Yes, you probably have damaged the sensor. With pin 3 connected directly to 9 V, when the sensor is tripped it attempts to put a dead short across the battery. This probably has blown its output transistor.

To correct this, break the connection between pins 1 and 3, and connect the buzzer between pins 1 and 3. The sensor's output transistor now will switch the - side of the buzzer between an open circuit and GND.

ak
 

Harald Kapp

Moderator
Moderator
Nov 17, 2011
13,769
Joined
Nov 17, 2011
Messages
13,769
1709311427052.png
You shorted the output to Vcc, then connect the buzzer between Vcc and GND.
Either the buzzer is always on when the transistor in the sensor is off,or the buzze ris always off when the transistor in the sensor is on. It all depends on the quality of your 9 V source (block battery?).
Here's how you connect the elements correctly:
1709311668186.png
 

Alistair Ballantyne

Nov 16, 2020
36
Joined
Nov 16, 2020
Messages
36
View attachment 62917
You shorted the output to Vcc, then connect the buzzer between Vcc and GND.
Either the buzzer is always on when the transistor in the sensor is off,or the buzze ris always off when the transistor in the sensor is on. It all depends on the quality of your 9 V source (block battery?).
Here's how you connect the elements correctly:
View attachment 62918
Thank you - that arrangement works!

Further confusion though.

The buzzer is on when the magnet is near the sensor but off when the magnet is removed. I thought the principle was the other way round?

  • Is this what you mean by the transistor either being on or off and how could you reverse the situation where the buzzer sounds when the magnet is removed from the sensor?
  • Does this diagram relate to your colleagues suggestion of “breaking the connection” between pins 1 and 3?
 

Harald Kapp

Moderator
Moderator
Nov 17, 2011
13,769
Joined
Nov 17, 2011
Messages
13,769
Further confusion though.
Read the datasheet (link)
1709374654137.png
When the magnet is near, the transistor is on, pulling the output to GND.
When the magnet is removed, the transistor is off.
You will need an inverter for the operation you describe. Since the hall sensor's output is open collector you will also need an additional pull-up resistor.

Does this diagram relate to your colleagues suggestion of “breaking the connection” between pins 1 and 3?
Definitely.
 

Alistair Ballantyne

Nov 16, 2020
36
Joined
Nov 16, 2020
Messages
36

Alistair Ballantyne

Nov 16, 2020
36
Joined
Nov 16, 2020
Messages
36
Or a different Hall sensor. IIRC, don't the same people make one that has an open output in the presence of a field? Not at my computer; can't search.

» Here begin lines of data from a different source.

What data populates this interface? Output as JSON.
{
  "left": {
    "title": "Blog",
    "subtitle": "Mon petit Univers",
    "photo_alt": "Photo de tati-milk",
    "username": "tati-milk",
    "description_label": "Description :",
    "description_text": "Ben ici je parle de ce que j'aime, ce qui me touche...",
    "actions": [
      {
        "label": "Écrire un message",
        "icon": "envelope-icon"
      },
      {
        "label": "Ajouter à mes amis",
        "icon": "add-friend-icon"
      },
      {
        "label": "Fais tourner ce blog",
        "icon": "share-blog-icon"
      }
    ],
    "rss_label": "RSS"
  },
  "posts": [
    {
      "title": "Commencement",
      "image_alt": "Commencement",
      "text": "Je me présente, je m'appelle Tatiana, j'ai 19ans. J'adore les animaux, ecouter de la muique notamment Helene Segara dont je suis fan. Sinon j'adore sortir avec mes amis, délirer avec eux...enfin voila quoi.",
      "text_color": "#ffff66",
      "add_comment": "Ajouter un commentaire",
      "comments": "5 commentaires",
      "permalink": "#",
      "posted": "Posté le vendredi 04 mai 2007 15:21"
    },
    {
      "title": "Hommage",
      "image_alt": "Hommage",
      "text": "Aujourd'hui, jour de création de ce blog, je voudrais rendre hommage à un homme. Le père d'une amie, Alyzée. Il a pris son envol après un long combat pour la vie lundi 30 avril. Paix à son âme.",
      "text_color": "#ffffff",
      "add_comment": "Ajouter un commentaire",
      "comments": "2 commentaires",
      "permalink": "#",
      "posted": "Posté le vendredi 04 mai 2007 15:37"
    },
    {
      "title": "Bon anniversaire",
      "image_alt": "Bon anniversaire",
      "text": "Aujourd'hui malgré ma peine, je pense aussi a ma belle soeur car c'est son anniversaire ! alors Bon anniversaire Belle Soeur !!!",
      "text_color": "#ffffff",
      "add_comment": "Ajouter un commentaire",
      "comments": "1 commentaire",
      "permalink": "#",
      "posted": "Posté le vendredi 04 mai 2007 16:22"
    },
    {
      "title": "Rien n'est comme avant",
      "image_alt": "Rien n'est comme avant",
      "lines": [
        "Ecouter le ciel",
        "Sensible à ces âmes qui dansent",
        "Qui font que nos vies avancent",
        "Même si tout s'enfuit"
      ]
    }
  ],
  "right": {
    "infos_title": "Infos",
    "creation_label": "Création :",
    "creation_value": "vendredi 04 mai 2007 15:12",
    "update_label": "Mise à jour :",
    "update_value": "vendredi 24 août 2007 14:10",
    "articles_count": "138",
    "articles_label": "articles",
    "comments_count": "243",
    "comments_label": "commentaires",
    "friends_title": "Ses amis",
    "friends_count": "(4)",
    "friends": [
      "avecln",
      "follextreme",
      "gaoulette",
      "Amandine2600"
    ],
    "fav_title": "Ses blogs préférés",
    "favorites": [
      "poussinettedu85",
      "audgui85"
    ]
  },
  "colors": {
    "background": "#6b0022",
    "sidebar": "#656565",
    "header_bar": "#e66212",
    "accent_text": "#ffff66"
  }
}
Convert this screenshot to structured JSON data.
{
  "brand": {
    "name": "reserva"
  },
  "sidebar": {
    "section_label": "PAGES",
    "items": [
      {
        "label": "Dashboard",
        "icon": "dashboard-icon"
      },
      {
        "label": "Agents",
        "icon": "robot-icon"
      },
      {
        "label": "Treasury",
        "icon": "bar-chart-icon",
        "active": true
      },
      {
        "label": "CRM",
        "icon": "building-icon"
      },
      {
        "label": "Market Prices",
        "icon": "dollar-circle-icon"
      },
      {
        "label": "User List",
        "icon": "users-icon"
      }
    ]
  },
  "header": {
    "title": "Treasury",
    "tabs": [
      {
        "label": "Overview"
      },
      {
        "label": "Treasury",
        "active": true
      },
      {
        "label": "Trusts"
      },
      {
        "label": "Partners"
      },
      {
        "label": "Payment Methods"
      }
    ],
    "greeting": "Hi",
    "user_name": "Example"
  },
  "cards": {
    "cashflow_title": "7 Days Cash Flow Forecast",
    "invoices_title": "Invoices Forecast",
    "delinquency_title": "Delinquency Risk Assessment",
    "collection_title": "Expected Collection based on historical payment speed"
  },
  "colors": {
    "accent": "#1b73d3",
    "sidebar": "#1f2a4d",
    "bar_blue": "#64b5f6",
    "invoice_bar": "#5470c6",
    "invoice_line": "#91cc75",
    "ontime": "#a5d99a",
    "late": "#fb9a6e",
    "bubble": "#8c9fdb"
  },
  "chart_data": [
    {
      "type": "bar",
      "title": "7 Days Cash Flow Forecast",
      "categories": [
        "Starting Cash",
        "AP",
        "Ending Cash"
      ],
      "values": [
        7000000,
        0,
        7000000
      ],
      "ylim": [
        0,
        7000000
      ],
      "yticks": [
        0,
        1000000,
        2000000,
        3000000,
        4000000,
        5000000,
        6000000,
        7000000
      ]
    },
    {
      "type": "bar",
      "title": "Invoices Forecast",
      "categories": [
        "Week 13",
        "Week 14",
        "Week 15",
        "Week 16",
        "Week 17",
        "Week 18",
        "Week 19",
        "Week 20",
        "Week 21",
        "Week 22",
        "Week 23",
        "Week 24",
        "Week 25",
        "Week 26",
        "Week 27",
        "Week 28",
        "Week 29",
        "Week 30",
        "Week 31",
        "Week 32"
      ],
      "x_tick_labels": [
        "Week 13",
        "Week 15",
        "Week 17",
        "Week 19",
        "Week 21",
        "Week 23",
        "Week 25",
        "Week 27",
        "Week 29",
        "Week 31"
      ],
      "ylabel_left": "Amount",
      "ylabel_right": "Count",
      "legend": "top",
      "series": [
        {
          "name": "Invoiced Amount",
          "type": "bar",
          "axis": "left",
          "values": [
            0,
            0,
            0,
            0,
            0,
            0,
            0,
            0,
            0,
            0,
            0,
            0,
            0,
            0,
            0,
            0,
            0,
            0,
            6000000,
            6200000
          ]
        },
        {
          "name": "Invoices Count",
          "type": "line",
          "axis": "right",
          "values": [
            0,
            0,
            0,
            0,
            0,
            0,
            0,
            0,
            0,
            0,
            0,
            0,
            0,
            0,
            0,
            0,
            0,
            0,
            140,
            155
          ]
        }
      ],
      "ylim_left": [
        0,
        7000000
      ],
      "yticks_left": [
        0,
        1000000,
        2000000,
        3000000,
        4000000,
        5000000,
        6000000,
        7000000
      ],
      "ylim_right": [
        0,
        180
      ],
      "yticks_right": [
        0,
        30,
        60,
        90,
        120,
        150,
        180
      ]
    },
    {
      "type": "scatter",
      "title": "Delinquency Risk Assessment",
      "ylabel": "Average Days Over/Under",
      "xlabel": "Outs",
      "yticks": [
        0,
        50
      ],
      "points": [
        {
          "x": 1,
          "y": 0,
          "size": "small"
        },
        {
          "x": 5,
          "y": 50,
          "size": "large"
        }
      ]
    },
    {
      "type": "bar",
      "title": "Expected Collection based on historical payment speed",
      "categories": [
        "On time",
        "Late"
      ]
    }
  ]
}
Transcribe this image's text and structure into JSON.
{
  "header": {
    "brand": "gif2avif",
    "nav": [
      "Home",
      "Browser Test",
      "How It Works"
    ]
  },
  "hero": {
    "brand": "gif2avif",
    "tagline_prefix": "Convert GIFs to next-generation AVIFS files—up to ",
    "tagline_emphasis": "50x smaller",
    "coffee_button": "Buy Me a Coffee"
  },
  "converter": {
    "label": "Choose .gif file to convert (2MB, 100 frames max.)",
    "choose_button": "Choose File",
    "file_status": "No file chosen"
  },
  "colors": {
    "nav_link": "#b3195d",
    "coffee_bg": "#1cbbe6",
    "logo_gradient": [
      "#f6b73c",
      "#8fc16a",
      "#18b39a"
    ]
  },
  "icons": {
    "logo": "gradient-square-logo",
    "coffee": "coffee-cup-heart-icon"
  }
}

ak
I'll check - but I'm thinking the Reed switch option would be an easier route - as previously suggested.
I've ordered a couple of makes.
Will try this circuit which seems to make sense to me.
Is this a robust circuit in your opinion?

1709399613538.png
 

Attachments

  • 1709399491752.png
    1709399491752.png
    303.2 KB · Views: 3
Top